Records from a dataset
# # #
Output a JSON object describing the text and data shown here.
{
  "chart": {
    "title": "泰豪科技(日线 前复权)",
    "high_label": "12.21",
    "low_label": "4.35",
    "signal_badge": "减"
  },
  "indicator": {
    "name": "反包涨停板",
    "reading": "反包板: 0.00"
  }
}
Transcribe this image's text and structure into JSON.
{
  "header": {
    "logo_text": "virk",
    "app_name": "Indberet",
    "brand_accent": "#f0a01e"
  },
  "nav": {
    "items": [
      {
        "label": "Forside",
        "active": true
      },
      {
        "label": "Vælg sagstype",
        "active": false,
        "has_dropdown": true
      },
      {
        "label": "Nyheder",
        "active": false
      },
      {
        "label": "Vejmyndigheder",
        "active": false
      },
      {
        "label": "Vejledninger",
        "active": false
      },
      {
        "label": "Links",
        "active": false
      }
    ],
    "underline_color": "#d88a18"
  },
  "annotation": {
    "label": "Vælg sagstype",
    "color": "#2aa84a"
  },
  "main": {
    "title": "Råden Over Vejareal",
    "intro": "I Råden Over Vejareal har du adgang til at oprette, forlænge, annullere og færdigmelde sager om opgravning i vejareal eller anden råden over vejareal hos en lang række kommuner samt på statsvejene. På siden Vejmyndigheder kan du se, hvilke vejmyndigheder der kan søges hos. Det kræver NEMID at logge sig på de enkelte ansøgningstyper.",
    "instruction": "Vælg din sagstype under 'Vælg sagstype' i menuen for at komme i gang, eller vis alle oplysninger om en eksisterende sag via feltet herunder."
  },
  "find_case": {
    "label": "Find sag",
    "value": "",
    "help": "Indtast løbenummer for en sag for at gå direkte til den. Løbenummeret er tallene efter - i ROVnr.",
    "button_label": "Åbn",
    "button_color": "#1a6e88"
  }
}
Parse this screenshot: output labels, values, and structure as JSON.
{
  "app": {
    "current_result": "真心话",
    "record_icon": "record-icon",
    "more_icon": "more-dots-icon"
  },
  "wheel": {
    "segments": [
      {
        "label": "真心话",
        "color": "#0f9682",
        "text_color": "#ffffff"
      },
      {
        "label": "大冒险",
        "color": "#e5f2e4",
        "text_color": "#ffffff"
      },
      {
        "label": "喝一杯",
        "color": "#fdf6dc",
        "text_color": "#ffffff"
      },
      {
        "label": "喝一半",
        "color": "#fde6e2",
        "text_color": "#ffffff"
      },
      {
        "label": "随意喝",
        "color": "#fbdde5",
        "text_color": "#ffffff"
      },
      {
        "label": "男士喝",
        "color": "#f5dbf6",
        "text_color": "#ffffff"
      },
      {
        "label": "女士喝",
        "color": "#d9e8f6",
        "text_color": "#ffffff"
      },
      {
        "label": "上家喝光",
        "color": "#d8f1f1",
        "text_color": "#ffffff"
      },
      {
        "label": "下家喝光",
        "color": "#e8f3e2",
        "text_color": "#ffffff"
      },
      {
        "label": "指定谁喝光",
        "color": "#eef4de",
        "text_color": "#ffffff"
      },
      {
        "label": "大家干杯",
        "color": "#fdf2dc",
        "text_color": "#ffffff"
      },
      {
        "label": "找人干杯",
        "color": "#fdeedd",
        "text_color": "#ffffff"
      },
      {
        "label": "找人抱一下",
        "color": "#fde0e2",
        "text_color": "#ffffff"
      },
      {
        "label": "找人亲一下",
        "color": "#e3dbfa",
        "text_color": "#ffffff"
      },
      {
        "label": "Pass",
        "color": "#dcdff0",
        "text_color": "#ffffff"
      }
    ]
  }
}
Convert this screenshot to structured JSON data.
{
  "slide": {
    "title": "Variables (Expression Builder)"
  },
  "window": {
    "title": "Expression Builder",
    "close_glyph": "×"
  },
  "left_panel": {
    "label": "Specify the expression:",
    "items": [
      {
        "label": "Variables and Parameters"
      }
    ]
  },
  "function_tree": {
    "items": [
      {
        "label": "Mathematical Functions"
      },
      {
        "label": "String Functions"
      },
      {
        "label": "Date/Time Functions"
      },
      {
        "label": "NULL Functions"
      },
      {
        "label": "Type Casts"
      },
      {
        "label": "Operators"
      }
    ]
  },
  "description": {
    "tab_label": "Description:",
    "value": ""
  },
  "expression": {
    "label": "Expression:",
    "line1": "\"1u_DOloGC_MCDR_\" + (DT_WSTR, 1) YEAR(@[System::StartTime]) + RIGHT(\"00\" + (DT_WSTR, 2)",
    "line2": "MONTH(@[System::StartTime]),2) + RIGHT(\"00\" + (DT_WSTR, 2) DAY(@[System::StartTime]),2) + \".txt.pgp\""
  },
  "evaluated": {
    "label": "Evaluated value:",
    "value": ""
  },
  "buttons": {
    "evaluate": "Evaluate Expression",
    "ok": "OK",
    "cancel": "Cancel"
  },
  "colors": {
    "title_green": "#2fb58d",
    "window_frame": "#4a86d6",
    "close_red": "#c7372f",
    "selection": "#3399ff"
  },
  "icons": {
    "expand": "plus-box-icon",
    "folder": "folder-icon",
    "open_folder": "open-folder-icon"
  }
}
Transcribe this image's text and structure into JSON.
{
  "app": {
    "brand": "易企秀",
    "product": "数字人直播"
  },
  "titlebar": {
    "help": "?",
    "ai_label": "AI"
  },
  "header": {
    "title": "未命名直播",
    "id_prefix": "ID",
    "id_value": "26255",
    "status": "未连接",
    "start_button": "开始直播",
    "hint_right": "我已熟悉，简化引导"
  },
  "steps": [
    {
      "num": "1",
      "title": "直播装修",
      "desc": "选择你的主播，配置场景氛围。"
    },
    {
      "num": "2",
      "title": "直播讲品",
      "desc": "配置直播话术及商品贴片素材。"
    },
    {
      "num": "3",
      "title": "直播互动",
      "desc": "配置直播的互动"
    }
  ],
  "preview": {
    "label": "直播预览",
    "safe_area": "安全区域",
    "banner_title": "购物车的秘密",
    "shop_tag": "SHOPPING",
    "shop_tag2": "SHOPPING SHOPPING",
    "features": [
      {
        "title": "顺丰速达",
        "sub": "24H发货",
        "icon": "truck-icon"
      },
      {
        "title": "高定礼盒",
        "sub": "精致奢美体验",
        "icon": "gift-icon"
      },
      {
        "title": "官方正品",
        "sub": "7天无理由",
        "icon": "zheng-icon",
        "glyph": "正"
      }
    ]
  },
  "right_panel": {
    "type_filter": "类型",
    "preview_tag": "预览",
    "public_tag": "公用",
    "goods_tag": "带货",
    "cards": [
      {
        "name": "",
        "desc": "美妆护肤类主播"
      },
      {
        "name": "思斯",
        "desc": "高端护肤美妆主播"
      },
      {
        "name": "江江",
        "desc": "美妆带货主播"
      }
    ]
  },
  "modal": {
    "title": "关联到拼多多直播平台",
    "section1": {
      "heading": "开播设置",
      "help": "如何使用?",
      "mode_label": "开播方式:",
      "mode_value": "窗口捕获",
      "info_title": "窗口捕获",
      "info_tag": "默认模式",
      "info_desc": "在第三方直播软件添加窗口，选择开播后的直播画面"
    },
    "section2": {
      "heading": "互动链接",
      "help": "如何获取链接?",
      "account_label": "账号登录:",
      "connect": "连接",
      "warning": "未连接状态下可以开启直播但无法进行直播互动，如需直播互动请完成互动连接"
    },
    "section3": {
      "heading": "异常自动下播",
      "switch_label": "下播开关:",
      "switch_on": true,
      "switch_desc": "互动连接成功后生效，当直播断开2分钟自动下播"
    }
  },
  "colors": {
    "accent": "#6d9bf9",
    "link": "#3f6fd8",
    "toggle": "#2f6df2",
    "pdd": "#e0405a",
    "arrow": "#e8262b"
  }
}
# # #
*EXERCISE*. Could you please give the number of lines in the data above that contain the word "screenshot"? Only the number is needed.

*TASK ANSWER*. 2